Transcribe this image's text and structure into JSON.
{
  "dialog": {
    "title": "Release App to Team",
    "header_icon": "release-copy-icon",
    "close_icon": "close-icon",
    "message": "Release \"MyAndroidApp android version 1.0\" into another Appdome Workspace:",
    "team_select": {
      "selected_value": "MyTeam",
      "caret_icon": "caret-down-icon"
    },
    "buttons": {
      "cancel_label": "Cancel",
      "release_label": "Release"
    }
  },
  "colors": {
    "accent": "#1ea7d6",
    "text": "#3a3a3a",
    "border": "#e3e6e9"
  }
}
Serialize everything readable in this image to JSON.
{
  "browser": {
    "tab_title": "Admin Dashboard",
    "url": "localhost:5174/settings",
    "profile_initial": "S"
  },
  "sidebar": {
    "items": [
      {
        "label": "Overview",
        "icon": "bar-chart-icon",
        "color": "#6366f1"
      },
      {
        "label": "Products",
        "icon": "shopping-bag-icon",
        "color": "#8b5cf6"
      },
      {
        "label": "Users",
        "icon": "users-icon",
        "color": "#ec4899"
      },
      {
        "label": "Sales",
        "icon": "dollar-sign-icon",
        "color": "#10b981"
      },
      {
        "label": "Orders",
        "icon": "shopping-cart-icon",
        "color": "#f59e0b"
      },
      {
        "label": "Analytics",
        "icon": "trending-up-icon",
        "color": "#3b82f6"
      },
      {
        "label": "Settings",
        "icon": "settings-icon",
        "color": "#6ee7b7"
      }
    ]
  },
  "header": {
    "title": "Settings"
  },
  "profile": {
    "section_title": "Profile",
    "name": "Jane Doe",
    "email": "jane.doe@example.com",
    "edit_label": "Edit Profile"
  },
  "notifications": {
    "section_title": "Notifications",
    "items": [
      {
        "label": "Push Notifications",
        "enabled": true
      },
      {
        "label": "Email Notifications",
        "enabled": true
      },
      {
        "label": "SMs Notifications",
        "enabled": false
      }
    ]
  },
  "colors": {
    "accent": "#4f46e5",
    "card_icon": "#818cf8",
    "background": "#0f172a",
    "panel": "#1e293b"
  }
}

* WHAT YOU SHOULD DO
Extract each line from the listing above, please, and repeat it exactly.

* PROBLEM SOLUTION
Transcribe this image's text and structure into JSON.
{
  "dialog": {
    "title": "Release App to Team",
    "header_icon": "release-copy-icon",
    "close_icon": "close-icon",
    "message": "Release \"MyAndroidApp android version 1.0\" into another Appdome Workspace:",
    "team_select": {
      "selected_value": "MyTeam",
      "caret_icon": "caret-down-icon"
    },
    "buttons": {
      "cancel_label": "Cancel",
      "release_label": "Release"
    }
  },
  "colors": {
    "accent": "#1ea7d6",
    "text": "#3a3a3a",
    "border": "#e3e6e9"
  }
}
Serialize everything readable in this image to JSON.
{
  "browser": {
    "tab_title": "Admin Dashboard",
    "url": "localhost:5174/settings",
    "profile_initial": "S"
  },
  "sidebar": {
    "items": [
      {
        "label": "Overview",
        "icon": "bar-chart-icon",
        "color": "#6366f1"
      },
      {
        "label": "Products",
        "icon": "shopping-bag-icon",
        "color": "#8b5cf6"
      },
      {
        "label": "Users",
        "icon": "users-icon",
        "color": "#ec4899"
      },
      {
        "label": "Sales",
        "icon": "dollar-sign-icon",
        "color": "#10b981"
      },
      {
        "label": "Orders",
        "icon": "shopping-cart-icon",
        "color": "#f59e0b"
      },
      {
        "label": "Analytics",
        "icon": "trending-up-icon",
        "color": "#3b82f6"
      },
      {
        "label": "Settings",
        "icon": "settings-icon",
        "color": "#6ee7b7"
      }
    ]
  },
  "header": {
    "title": "Settings"
  },
  "profile": {
    "section_title": "Profile",
    "name": "Jane Doe",
    "email": "jane.doe@example.com",
    "edit_label": "Edit Profile"
  },
  "notifications": {
    "section_title": "Notifications",
    "items": [
      {
        "label": "Push Notifications",
        "enabled": true
      },
      {
        "label": "Email Notifications",
        "enabled": true
      },
      {
        "label": "SMs Notifications",
        "enabled": false
      }
    ]
  },
  "colors": {
    "accent": "#4f46e5",
    "card_icon": "#818cf8",
    "background": "#0f172a",
    "panel": "#1e293b"
  }
}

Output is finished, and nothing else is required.